The National Film Board of Canada has described on their blog site a collection of seven films about Inuit and their art. The first one on their list is about the life of Kenojuak Ashevak (1927-2013). It stars the young woman who would become a world renown printmaker. While there is some Inuktitut dialogue, Ashevak’s own thoughts are narrated in English by Alma Houston, who, with her husband James, was instrumental in introducing Inuit art to the rest of the world.
In this 1963 Oscar nominated (Short Subject category) documentary, Ashevak describes her sources of inspiration that motivate her to put images on paper: her surroundings, every day activities, her interpretation of the Creation, “stories gathered from thousands of winters and summers.” From inspiration to final product, the entire process is shown.
An original design is drawn.
Then it is transferred onto a large, smoothed-flat stone where
men painstakingly cut the intricate pattern into the stone.
Paints are mixed to attain desired colors and consistency
and then carefully rolled across the now raised image.
In gentle steps, paper laid on top, then pressed onto the painted stone
and then lifted off to reveal a “shadow print”, as Ashevak called it.
All images screen capture from:
Eskimo Artist Kenojuak Ashevak; NFB
Viewers also get to witness some of the sources of Ashevak’s creativity as well as her life on the land in snow houses, travel by dog team and scenes from Cape Dorset, now called Kinngait.
Eskimo Artist Kenojuak Ashevak, twenty-minutes long and in color, and the other six documentaries about Inuit artists are, thanks to the National Film Board of Canada, free for anyone to watch here.
* * *
Inuit Art from Cape Dorset Coloring Book

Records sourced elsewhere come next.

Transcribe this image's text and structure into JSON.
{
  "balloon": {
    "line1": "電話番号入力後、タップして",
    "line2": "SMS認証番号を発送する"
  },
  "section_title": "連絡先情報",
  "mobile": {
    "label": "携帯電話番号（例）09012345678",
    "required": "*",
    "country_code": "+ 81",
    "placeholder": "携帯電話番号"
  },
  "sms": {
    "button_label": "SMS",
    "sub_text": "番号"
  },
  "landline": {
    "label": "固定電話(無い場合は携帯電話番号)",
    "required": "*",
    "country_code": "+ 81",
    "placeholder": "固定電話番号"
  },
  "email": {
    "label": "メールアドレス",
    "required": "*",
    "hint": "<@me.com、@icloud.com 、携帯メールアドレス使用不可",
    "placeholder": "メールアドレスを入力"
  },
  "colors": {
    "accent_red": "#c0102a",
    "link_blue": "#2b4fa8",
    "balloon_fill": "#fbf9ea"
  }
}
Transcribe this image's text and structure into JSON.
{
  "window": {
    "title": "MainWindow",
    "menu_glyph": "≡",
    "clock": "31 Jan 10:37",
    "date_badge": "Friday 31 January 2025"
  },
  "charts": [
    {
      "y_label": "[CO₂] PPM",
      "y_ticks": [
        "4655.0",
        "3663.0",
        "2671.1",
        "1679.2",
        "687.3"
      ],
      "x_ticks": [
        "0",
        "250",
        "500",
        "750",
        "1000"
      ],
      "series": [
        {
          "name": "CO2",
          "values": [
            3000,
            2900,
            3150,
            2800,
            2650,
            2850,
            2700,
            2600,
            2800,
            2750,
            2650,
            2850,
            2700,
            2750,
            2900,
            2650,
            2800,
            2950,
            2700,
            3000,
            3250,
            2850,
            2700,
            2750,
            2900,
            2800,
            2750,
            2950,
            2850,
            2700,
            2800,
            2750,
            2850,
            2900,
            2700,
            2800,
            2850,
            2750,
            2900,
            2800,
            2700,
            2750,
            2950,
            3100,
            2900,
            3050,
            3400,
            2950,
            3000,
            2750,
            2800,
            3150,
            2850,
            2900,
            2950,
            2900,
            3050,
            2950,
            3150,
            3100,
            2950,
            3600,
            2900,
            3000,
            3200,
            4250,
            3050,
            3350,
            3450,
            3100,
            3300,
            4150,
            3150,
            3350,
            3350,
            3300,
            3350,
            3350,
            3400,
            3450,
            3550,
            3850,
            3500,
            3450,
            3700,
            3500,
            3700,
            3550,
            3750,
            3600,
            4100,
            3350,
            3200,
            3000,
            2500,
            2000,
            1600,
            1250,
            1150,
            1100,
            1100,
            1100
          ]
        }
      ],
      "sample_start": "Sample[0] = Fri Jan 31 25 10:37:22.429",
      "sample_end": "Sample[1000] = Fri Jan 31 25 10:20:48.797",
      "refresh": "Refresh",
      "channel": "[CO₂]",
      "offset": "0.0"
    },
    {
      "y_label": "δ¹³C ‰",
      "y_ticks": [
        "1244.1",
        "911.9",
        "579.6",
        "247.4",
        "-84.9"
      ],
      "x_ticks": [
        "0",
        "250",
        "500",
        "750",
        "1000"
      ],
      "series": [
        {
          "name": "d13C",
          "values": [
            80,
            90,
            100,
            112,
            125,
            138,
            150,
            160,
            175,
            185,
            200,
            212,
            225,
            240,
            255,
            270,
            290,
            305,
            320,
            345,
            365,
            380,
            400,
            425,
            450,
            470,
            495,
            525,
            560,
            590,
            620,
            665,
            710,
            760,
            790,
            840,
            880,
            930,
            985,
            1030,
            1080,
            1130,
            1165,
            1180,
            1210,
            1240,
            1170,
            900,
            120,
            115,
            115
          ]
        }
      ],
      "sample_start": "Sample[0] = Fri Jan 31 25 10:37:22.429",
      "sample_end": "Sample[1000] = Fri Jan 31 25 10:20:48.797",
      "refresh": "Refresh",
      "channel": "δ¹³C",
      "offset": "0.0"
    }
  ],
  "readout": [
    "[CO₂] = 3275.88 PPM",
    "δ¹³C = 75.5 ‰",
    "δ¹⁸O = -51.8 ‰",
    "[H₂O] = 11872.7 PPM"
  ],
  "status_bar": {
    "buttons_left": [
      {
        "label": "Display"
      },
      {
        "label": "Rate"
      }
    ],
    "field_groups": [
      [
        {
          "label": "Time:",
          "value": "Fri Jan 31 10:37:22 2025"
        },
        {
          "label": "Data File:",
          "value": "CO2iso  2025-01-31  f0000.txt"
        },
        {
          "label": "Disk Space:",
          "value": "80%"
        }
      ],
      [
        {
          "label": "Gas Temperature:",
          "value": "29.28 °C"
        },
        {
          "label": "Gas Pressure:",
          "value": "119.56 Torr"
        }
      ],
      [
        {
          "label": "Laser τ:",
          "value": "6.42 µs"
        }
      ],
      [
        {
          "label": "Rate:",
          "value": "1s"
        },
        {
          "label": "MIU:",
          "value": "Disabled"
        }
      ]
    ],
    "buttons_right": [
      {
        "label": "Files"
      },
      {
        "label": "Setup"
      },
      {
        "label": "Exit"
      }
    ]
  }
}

Now you can try your hand at Inuit art, without having to do it from scratch. The Inuit Art from Cape Dorset Coloring Book contains blank line drawings by ten Inuit artists, each titled and dated. Twenty-two in all, seven of them of them are the work of Kenojuak Ashevak.
On the inside front and back covers are the actual color renditions, in case a little extra inspiration is needed. Each image is on its own page with nothing on the opposite side, making it able to be framed.
The Inuit Art from Cape Dorset Coloring Book, catalog #CB101, ISBN 978-0-7649-5022-3, is an 8.5” x 11” paper back manufactured by Pomegranate Communications, Inc. It can be purchased directly from Pomegranate for $7.95 US or from Amazon and other booksellers.
“Spirit of the Sun”, 1998 Kenojuak Ashevak
Also available from Pomegranate is a gorgeous Cape Dorset Inuit Art wall calendar printed on heavy-duty paper. Each month displays a 12” x 13” full color, fully described print featuring the work of a variety of talented artists. If you typically make notations within the generously sized day boxes, you’ll want to do that carefully as each picture is on the back side and is suitable for framing; not as nice or as big as owning a limited edition print made right from an original stone cutting, but still lovely.